◆ **EXERCISE AIM**: Among the entries below, how many lines hold "Executing"? Reply with the number only.

Top of PROVIDED ENTRIES

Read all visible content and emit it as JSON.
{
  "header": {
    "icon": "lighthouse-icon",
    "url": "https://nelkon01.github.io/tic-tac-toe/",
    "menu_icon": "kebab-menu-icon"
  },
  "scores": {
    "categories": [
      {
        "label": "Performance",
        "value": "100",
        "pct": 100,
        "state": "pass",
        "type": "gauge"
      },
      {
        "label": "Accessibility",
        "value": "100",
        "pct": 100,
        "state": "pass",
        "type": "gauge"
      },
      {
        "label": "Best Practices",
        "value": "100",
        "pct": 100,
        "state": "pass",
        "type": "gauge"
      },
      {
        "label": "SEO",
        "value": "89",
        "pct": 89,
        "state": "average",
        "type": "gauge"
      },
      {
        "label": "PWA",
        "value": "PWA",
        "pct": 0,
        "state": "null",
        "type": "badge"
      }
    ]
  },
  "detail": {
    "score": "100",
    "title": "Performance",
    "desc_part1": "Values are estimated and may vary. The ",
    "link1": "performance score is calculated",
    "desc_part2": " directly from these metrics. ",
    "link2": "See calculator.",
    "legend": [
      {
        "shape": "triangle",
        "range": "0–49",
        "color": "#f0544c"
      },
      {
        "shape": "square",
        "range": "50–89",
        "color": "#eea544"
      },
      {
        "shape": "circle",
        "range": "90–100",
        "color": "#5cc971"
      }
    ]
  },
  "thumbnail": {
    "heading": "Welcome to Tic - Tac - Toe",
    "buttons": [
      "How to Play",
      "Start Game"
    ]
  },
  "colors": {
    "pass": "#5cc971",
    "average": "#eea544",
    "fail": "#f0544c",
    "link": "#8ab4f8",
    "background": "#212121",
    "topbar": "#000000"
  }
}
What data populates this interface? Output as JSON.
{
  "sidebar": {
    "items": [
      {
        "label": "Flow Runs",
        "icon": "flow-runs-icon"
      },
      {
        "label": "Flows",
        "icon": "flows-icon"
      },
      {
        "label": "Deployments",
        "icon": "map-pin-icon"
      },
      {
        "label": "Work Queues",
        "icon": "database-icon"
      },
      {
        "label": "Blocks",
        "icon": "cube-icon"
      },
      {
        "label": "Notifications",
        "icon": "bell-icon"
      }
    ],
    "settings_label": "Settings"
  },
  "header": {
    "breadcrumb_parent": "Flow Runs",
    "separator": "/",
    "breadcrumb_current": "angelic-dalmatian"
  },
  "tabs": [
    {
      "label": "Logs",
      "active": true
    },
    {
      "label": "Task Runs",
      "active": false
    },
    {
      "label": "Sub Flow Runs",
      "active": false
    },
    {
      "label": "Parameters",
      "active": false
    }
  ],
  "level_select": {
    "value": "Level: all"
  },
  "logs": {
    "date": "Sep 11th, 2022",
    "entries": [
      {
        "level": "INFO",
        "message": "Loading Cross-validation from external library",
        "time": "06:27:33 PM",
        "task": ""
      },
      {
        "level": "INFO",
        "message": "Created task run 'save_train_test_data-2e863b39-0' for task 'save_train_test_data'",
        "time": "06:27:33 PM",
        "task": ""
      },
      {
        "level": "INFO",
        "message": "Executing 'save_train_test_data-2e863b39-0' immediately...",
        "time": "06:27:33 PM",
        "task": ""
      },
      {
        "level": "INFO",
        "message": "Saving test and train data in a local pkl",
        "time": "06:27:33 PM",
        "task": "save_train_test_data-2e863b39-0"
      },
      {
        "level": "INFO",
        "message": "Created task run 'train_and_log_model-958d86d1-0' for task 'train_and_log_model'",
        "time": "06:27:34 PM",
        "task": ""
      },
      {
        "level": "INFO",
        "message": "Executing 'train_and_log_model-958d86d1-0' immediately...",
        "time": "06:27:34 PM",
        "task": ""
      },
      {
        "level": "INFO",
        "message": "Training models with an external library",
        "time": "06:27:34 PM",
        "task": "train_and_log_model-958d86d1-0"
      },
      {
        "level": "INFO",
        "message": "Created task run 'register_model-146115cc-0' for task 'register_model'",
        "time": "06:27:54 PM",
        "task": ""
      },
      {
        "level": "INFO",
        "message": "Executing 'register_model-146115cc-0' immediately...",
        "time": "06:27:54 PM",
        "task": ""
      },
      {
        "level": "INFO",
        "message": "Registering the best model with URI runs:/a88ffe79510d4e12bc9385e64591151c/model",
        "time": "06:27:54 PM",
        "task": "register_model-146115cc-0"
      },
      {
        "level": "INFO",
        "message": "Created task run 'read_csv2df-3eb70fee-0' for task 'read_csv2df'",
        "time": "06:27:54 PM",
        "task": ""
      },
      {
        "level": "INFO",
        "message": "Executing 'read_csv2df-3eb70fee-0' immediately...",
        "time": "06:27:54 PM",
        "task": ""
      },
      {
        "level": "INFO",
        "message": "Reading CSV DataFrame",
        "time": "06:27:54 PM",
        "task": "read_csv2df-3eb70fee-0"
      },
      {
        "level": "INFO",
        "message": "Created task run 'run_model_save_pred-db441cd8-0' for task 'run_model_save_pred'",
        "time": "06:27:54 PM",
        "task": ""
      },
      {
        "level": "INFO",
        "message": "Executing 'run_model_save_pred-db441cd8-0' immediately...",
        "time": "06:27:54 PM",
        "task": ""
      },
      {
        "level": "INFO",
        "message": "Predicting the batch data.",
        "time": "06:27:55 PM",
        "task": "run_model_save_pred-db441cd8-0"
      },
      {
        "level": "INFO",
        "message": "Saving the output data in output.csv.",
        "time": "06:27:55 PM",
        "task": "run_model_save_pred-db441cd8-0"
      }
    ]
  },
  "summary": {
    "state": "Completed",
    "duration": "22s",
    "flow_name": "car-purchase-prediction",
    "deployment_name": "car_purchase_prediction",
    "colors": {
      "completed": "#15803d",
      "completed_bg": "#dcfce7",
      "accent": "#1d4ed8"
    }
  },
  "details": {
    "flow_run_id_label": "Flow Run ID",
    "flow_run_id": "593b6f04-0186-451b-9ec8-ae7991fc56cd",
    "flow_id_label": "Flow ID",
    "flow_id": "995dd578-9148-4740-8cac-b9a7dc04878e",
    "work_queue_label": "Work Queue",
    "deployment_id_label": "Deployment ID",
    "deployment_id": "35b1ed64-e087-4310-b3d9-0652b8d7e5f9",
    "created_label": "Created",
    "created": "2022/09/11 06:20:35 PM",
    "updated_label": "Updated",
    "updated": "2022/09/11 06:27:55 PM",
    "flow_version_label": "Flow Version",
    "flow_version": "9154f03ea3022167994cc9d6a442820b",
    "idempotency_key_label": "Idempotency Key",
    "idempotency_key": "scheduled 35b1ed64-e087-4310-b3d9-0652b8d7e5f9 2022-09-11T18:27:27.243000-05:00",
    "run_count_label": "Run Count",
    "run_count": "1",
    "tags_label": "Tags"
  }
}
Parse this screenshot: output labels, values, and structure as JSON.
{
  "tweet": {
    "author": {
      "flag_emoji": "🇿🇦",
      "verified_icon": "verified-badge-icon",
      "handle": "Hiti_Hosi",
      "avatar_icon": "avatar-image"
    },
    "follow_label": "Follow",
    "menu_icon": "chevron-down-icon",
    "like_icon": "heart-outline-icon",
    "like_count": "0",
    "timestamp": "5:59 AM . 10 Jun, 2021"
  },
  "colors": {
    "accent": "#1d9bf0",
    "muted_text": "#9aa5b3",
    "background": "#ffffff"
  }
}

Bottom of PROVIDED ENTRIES

◆ **REPLY TO THE EXERCISE**: 5